Guy Ngan (1926–2017)
The Dowse marks the passing of New Zealand artist and local resident Guy Ngan, whose public artworks shaped so many of New Zealand's cities, including our own.
The Dowse notes with sadness the death of artist and Stokes Valley resident Guy Ngan.
Locally, Ngan is probably best known for his two iconic public sculptures in Stokes Valley—the early Jaycees commission in 1976 Two Worms Mating and its companion piece Elevating Worms, commissioned by the E Tu Te Awaikairangi Trust in 2001.
But Ngan's paintings, drawings, designs, sculptures, prints and interior architecture are spread far and wide throughout New Zealand, embellishing and enlivening many of our cityscapes.

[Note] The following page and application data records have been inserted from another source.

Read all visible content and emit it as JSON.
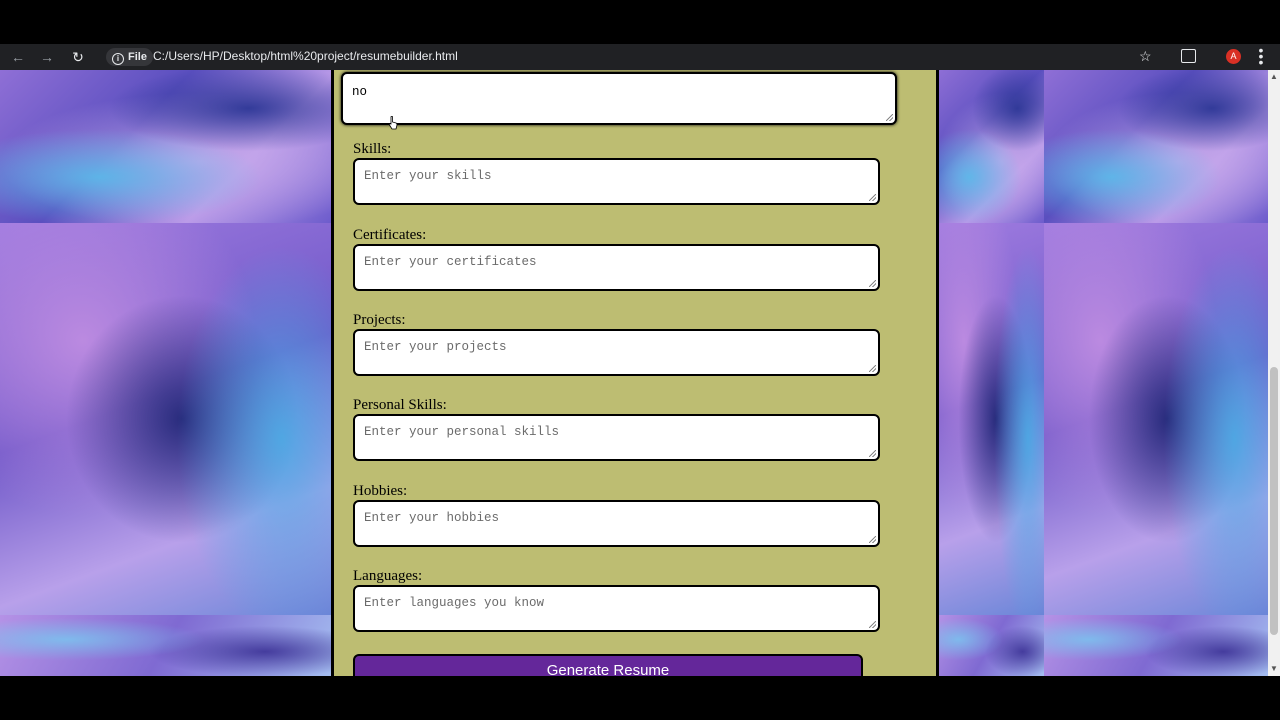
{
  "browser": {
    "back_icon": "←",
    "forward_icon": "→",
    "reload_icon": "↻",
    "site_chip": "File",
    "url": "C:/Users/HP/Desktop/html%20project/resumebuilder.html",
    "star_icon": "☆",
    "profile_initial": "A",
    "menu_icon": "⋮"
  },
  "form": {
    "current_field_value": "no",
    "fields": [
      {
        "label": "Skills:",
        "placeholder": "Enter your skills"
      },
      {
        "label": "Certificates:",
        "placeholder": "Enter your certificates"
      },
      {
        "label": "Projects:",
        "placeholder": "Enter your projects"
      },
      {
        "label": "Personal Skills:",
        "placeholder": "Enter your personal skills"
      },
      {
        "label": "Hobbies:",
        "placeholder": "Enter your hobbies"
      },
      {
        "label": "Languages:",
        "placeholder": "Enter languages you know"
      }
    ],
    "submit_label": "Generate Resume"
  },
  "colors": {
    "panel": "#bdbd72",
    "button": "#64279a",
    "chrome": "#202124"
  }
}
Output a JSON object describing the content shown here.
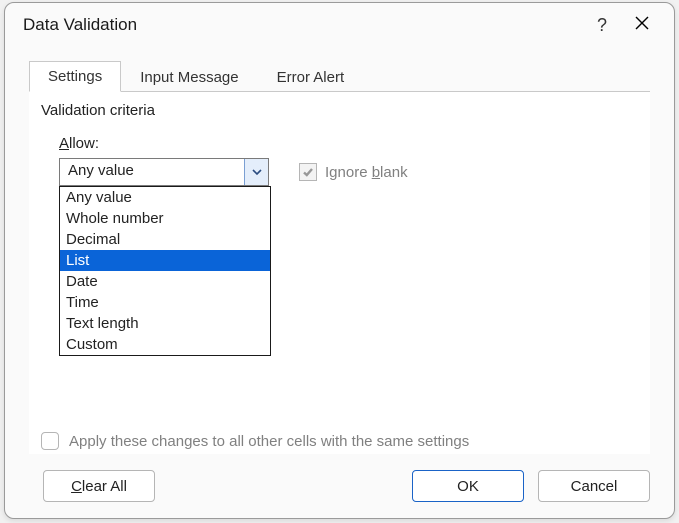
{
  "title": "Data Validation",
  "tabs": {
    "settings": "Settings",
    "input_message": "Input Message",
    "error_alert": "Error Alert"
  },
  "criteria_label": "Validation criteria",
  "allow": {
    "label_pre": "A",
    "label_post": "llow:",
    "value": "Any value",
    "options": [
      "Any value",
      "Whole number",
      "Decimal",
      "List",
      "Date",
      "Time",
      "Text length",
      "Custom"
    ],
    "hovered_index": 3
  },
  "ignore_blank": {
    "checked": true,
    "enabled": false,
    "label_pre": "Ignore ",
    "label_ul": "b",
    "label_post": "lank"
  },
  "apply_all": {
    "checked": false,
    "enabled": false,
    "label_pre": "Apply these changes to all other cells with the same settings",
    "label_ul": "P"
  },
  "footer": {
    "clear_pre": "C",
    "clear_post": "lear All",
    "ok": "OK",
    "cancel": "Cancel"
  }
}
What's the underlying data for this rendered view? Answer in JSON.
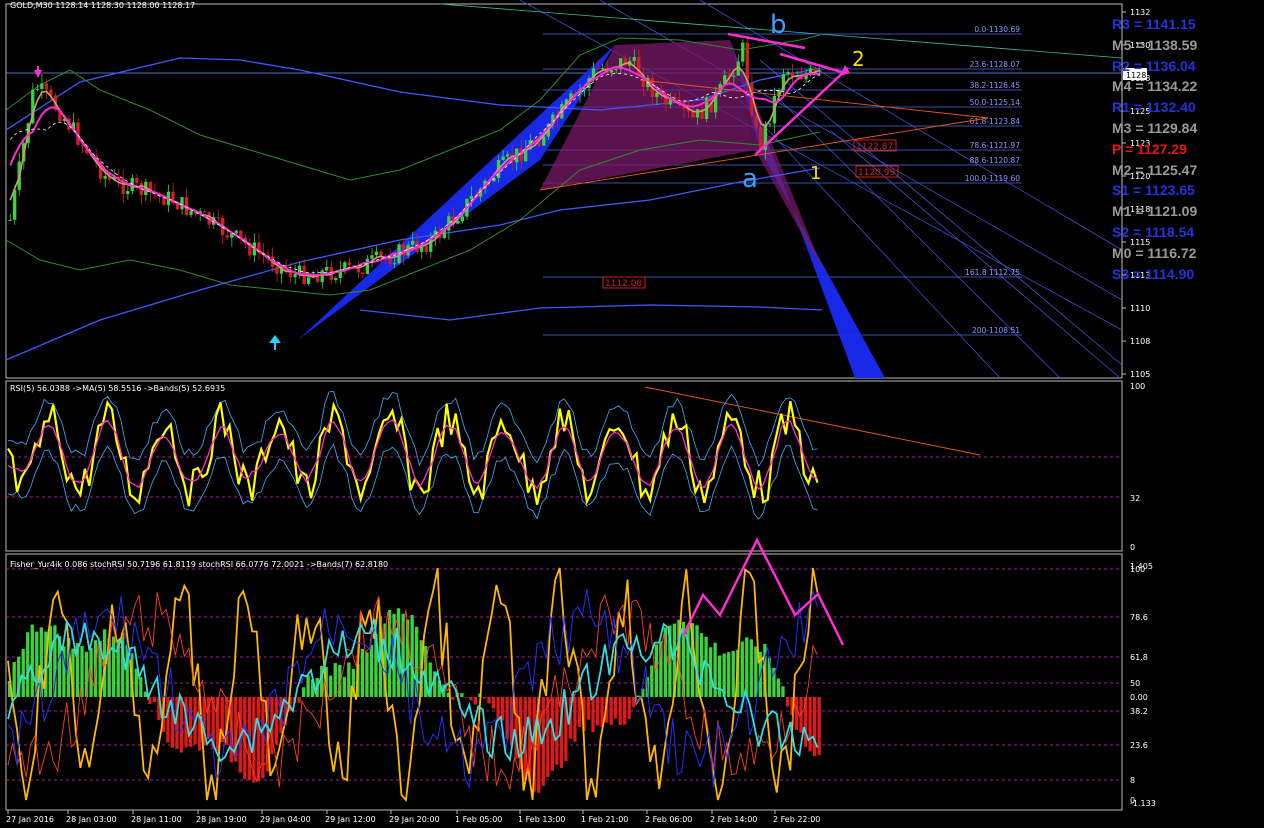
{
  "main": {
    "header": "GOLD,M30  1128.14 1128.30 1128.00 1128.17",
    "price_axis": [
      "1132",
      "1130",
      "1128",
      "1125",
      "1123",
      "1120",
      "1118",
      "1115",
      "1113",
      "1110",
      "1108",
      "1105"
    ],
    "current_price_tag": "1128",
    "fib_levels": [
      {
        "label": "0.0-1130.69",
        "color": "#4a6ae0"
      },
      {
        "label": "23.6-1128.07",
        "color": "#4a6ae0"
      },
      {
        "label": "38.2-1126.45",
        "color": "#4a6ae0"
      },
      {
        "label": "50.0-1125.14",
        "color": "#4a6ae0"
      },
      {
        "label": "61.8-1123.84",
        "color": "#4a6ae0"
      },
      {
        "label": "78.6-1121.97",
        "color": "#4a6ae0"
      },
      {
        "label": "88.6-1120.87",
        "color": "#4a6ae0"
      },
      {
        "label": "100.0-1119.60",
        "color": "#4a6ae0"
      },
      {
        "label": "161.8 1112.75",
        "color": "#4a6ae0"
      },
      {
        "label": "200-1108.51",
        "color": "#4a6ae0"
      }
    ],
    "boxed_prices": [
      "1122.87",
      "1120.99",
      "1112.08"
    ],
    "wave_labels": {
      "b": "b",
      "a": "a",
      "two": "2",
      "one": "1"
    },
    "pivots": [
      {
        "label": "R3 = 1141.15",
        "color": "#2233dd"
      },
      {
        "label": "M5 = 1138.59",
        "color": "#9a9a9a"
      },
      {
        "label": "R2 = 1136.04",
        "color": "#2233dd"
      },
      {
        "label": "M4 = 1134.22",
        "color": "#9a9a9a"
      },
      {
        "label": "R1 = 1132.40",
        "color": "#2233dd"
      },
      {
        "label": "M3 = 1129.84",
        "color": "#9a9a9a"
      },
      {
        "label": "P   = 1127.29",
        "color": "#ee1111"
      },
      {
        "label": "M2 = 1125.47",
        "color": "#9a9a9a"
      },
      {
        "label": "S1 = 1123.65",
        "color": "#2233dd"
      },
      {
        "label": "M1 = 1121.09",
        "color": "#9a9a9a"
      },
      {
        "label": "S2 = 1118.54",
        "color": "#2233dd"
      },
      {
        "label": "M0 = 1116.72",
        "color": "#9a9a9a"
      },
      {
        "label": "S3 = 1114.90",
        "color": "#2233dd"
      }
    ]
  },
  "rsi": {
    "header": "RSI(5) 56.0388  ->MA(5) 58.5516  ->Bands(5) 52.6935",
    "axis": [
      "100",
      "32",
      "0"
    ]
  },
  "fisher": {
    "header": "Fisher_Yur4ik 0.086  stochRSI 50.7196 61.8119  stochRSI 66.0776 72.0021  ->Bands(7) 62.8180",
    "axis": [
      "1.405",
      "100",
      "78.6",
      "61.8",
      "50",
      "0.00",
      "38.2",
      "23.6",
      "8",
      "0",
      "-1.133"
    ]
  },
  "time_axis": [
    "27 Jan 2016",
    "28 Jan 03:00",
    "28 Jan 11:00",
    "28 Jan 19:00",
    "29 Jan 04:00",
    "29 Jan 12:00",
    "29 Jan 20:00",
    "1 Feb 05:00",
    "1 Feb 13:00",
    "1 Feb 21:00",
    "2 Feb 06:00",
    "2 Feb 14:00",
    "2 Feb 22:00"
  ],
  "colors": {
    "up_candle": "#3bd23b",
    "down_candle": "#d22020",
    "ma_magenta": "#ff2bd6",
    "rsi_line": "#ffff00",
    "hist_up": "#3bd23b",
    "hist_down": "#e01818"
  }
}
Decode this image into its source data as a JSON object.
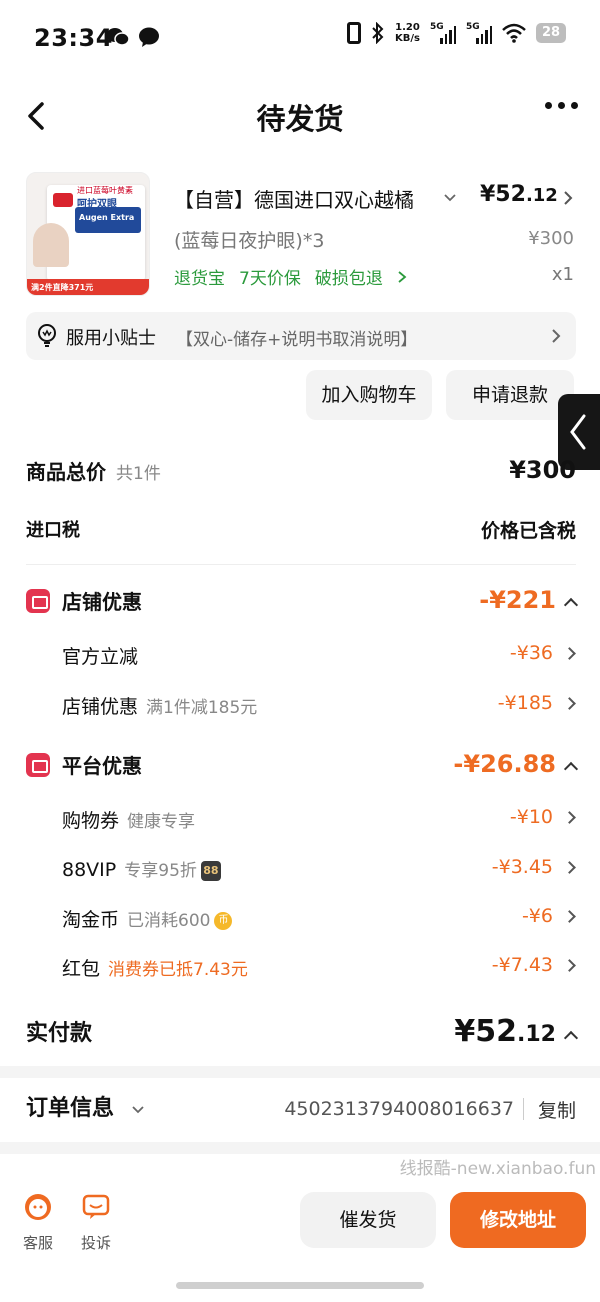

As curator Heather Galbraith wrote of the influence of his work:
Hundreds of thousands of New Zealanders—many of us unwittingly—have been exposed to Guy Ngan's work over the last fifty years ... The public works for which the artist is best known are not just in big cities, but are dotted through smaller towns from Invercargill to Auckland.
Through his art Ngan explored his long-held fascination with the history of early settlement in the Pacific, and his own place and identity in this part of the world. Trained as a designer and artist, his work is characterised by strong, sweeping lines and tactile forms, expressed equally through massive relief murals and public sculptures (like the bronze sculpture that adorns the Reserve Bank building) and more intimate carved wooden forms. In the 1970s he collaborated with weaver Joan Calvert on a proposal for a commission to produce wall-hangings for Parliament's Beehive building: the six panels, each 2.4 metres square, took 18 months to produce and were installed in 1977.
Born in Wellington in 1926 to Chinese parents, Ngan spent much of his childhood in China, returning to New Zealand to study. His art education included the Wellington Technical College Art School, Goldsmith’s School of Art, London University, and the Royal College of Art, London. On his return to New Zealand he became a public art works consultant at the Ministry of Works for four years, then moved on to Stephenson & Turner Architects, where he worked from 1960 to 1970. From 1970 he largely devoted himself to making art.
Ngan made many contributions to the arts in addition to his own art practice: he was director of the New Zealand Academy of Fine Arts from 1976 to 1986, a council member of the New Zealand Industrial Design Council, a council member of the National Art Gallery (now Te Papa) and vice president of the New Zealand Academy of Fine Arts. He was awarded an OBE (Order of the British Empire) in 1983 and inducted into the Massey University College of Creative Arts Toi Rauwharangi Hall of Fame.
The Dowse holds a number of works by Guy Ngan in our collection, and one of these will be on display in our foyer from this week. We extend our condolences to Guy's wife Jean, their children, grandchildren, wider whanau and friends.